This temporarily lower threshold creates some tax-planning opportunities this year, experts say.
“If someone is close to getting the deduction or knows they’ll itemize, then if there are things you can accelerate into 2018 instead of waiting until 2019, it might make sense to do it,” said Julie Welch, a CPA who serves on the American Institute of CPAs’ personal financial planning executive committee.
For example, you could consider getting medical procedures or treatments in the next few months instead of putting them off until next year. If you do with hopes of deducting your associated costs on your 2018 return, make sure the bill is paid this year, Welch said.
Because only unreimbursed medical expenses count toward the deduction, any expenses covered by money from FSAs or health savings accounts — both of which already are tax-advantaged — is excluded. (More on health savings accounts further down.)

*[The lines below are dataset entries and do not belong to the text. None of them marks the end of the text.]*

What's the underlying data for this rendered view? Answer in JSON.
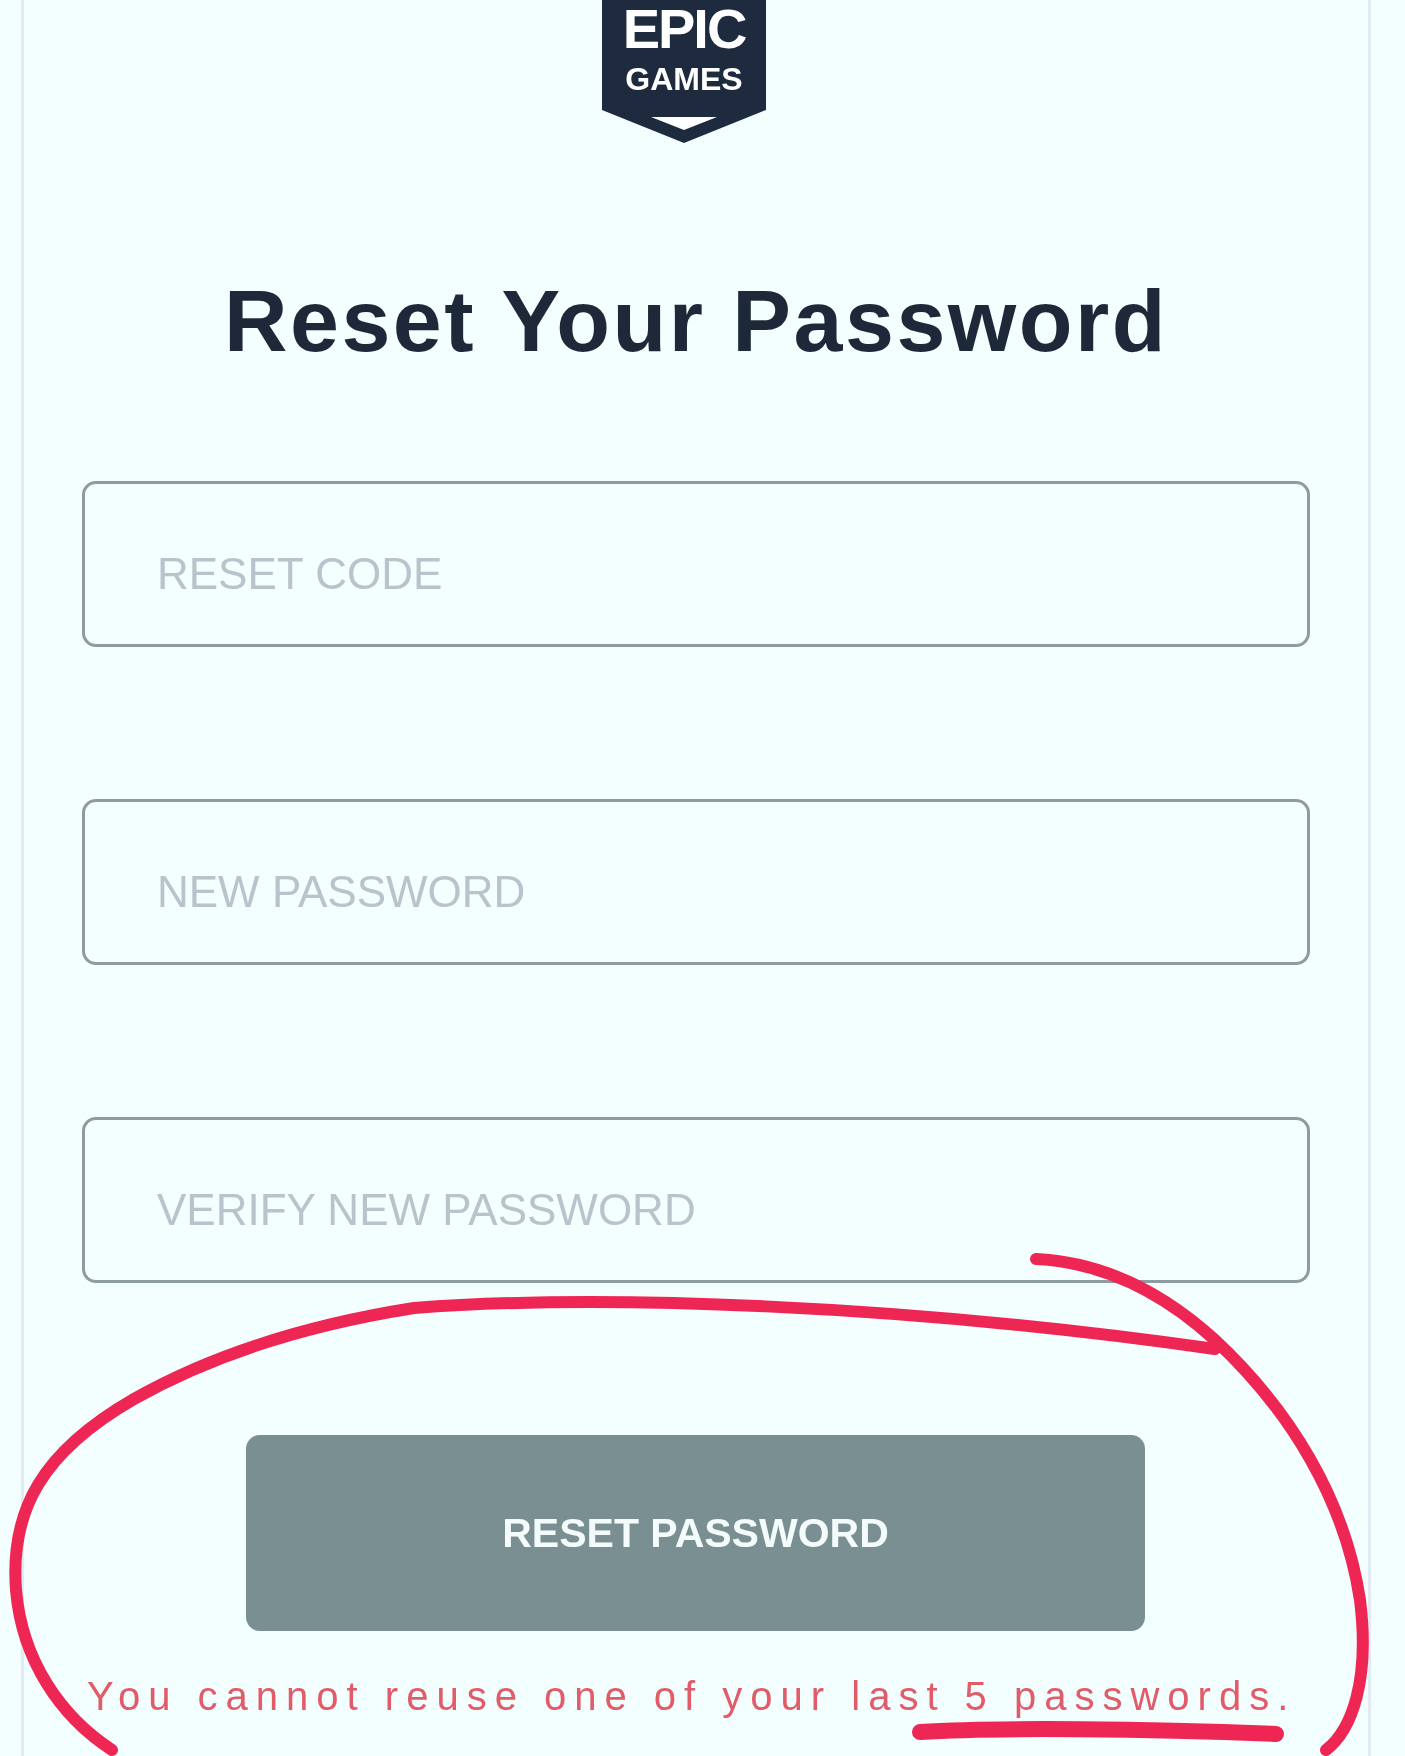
{
  "logo": {
    "wordmark_top": "EPIC",
    "wordmark_bottom": "GAMES"
  },
  "title": "Reset Your Password",
  "fields": [
    {
      "placeholder": "RESET CODE"
    },
    {
      "placeholder": "NEW PASSWORD"
    },
    {
      "placeholder": "VERIFY NEW PASSWORD"
    }
  ],
  "submit_button": {
    "label": "RESET PASSWORD",
    "disabled": true
  },
  "error_message": "You cannot reuse one of your last 5 passwords."
}
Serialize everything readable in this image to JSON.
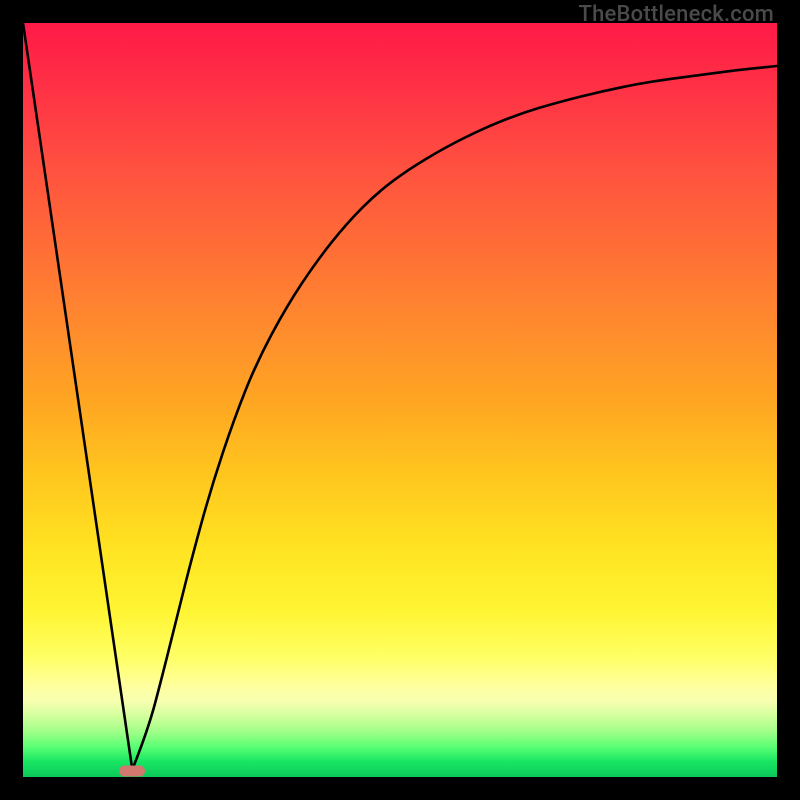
{
  "watermark": "TheBottleneck.com",
  "colors": {
    "curve": "#000000",
    "marker": "#d1786f",
    "frame": "#000000"
  },
  "chart_data": {
    "type": "line",
    "title": "",
    "xlabel": "",
    "ylabel": "",
    "xlim": [
      0,
      1
    ],
    "ylim": [
      0,
      1
    ],
    "grid": false,
    "axes_visible": false,
    "series": [
      {
        "name": "left-line",
        "x": [
          0.0,
          0.145
        ],
        "values": [
          1.0,
          0.01
        ]
      },
      {
        "name": "right-curve",
        "x": [
          0.145,
          0.165,
          0.185,
          0.205,
          0.225,
          0.25,
          0.28,
          0.31,
          0.35,
          0.39,
          0.43,
          0.47,
          0.51,
          0.56,
          0.61,
          0.66,
          0.71,
          0.77,
          0.83,
          0.89,
          0.95,
          1.0
        ],
        "values": [
          0.01,
          0.06,
          0.135,
          0.215,
          0.295,
          0.385,
          0.475,
          0.55,
          0.625,
          0.685,
          0.735,
          0.775,
          0.805,
          0.835,
          0.86,
          0.88,
          0.895,
          0.91,
          0.922,
          0.93,
          0.938,
          0.943
        ]
      }
    ],
    "marker": {
      "x": 0.145,
      "y": 0.008
    }
  }
}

However, many other medical-related expenses do count, including co-pays, co-insurance, dental work, travel costs for health care and, generally speaking, insurance premiums. That includes long-term care insurance, within IRS limits.